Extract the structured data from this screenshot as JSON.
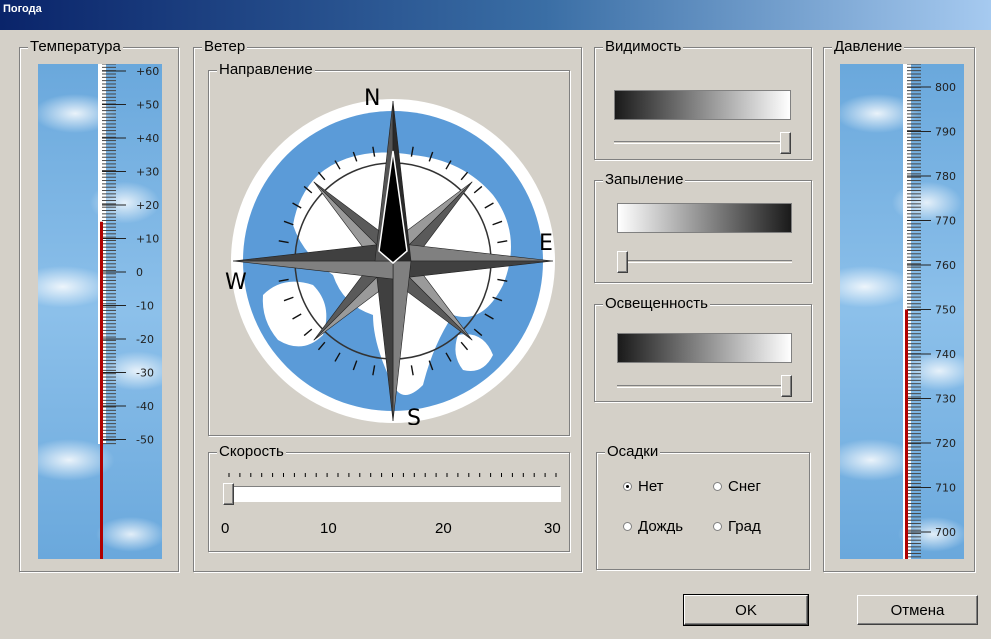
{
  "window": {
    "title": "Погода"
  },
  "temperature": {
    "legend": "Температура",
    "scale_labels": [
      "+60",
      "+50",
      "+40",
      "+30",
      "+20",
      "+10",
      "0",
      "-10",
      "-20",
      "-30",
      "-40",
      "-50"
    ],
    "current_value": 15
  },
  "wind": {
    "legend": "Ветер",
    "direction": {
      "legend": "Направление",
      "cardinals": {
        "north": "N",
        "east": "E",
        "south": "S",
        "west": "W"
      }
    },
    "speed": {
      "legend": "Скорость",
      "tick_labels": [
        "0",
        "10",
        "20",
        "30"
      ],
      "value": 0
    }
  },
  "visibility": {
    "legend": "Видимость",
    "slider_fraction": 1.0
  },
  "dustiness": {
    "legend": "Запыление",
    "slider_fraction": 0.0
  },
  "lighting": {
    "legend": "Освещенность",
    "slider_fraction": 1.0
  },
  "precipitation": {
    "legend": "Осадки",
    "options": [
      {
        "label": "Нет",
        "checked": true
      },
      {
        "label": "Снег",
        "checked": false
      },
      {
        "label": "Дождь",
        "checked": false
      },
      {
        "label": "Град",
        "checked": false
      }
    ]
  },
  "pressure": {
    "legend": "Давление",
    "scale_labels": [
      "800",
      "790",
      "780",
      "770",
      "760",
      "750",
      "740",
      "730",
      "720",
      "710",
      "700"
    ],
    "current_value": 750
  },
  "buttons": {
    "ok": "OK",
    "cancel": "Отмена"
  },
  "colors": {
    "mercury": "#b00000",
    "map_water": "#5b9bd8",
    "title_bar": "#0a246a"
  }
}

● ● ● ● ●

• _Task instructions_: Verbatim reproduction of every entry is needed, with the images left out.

• _Exercise result_:
Extract the structured data from this screenshot as JSON.
{
  "window": {
    "title": "Погода"
  },
  "temperature": {
    "legend": "Температура",
    "scale_labels": [
      "+60",
      "+50",
      "+40",
      "+30",
      "+20",
      "+10",
      "0",
      "-10",
      "-20",
      "-30",
      "-40",
      "-50"
    ],
    "current_value": 15
  },
  "wind": {
    "legend": "Ветер",
    "direction": {
      "legend": "Направление",
      "cardinals": {
        "north": "N",
        "east": "E",
        "south": "S",
        "west": "W"
      }
    },
    "speed": {
      "legend": "Скорость",
      "tick_labels": [
        "0",
        "10",
        "20",
        "30"
      ],
      "value": 0
    }
  },
  "visibility": {
    "legend": "Видимость",
    "slider_fraction": 1.0
  },
  "dustiness": {
    "legend": "Запыление",
    "slider_fraction": 0.0
  },
  "lighting": {
    "legend": "Освещенность",
    "slider_fraction": 1.0
  },
  "precipitation": {
    "legend": "Осадки",
    "options": [
      {
        "label": "Нет",
        "checked": true
      },
      {
        "label": "Снег",
        "checked": false
      },
      {
        "label": "Дождь",
        "checked": false
      },
      {
        "label": "Град",
        "checked": false
      }
    ]
  },
  "pressure": {
    "legend": "Давление",
    "scale_labels": [
      "800",
      "790",
      "780",
      "770",
      "760",
      "750",
      "740",
      "730",
      "720",
      "710",
      "700"
    ],
    "current_value": 750
  },
  "buttons": {
    "ok": "OK",
    "cancel": "Отмена"
  },
  "colors": {
    "mercury": "#b00000",
    "map_water": "#5b9bd8",
    "title_bar": "#0a246a"
  }
}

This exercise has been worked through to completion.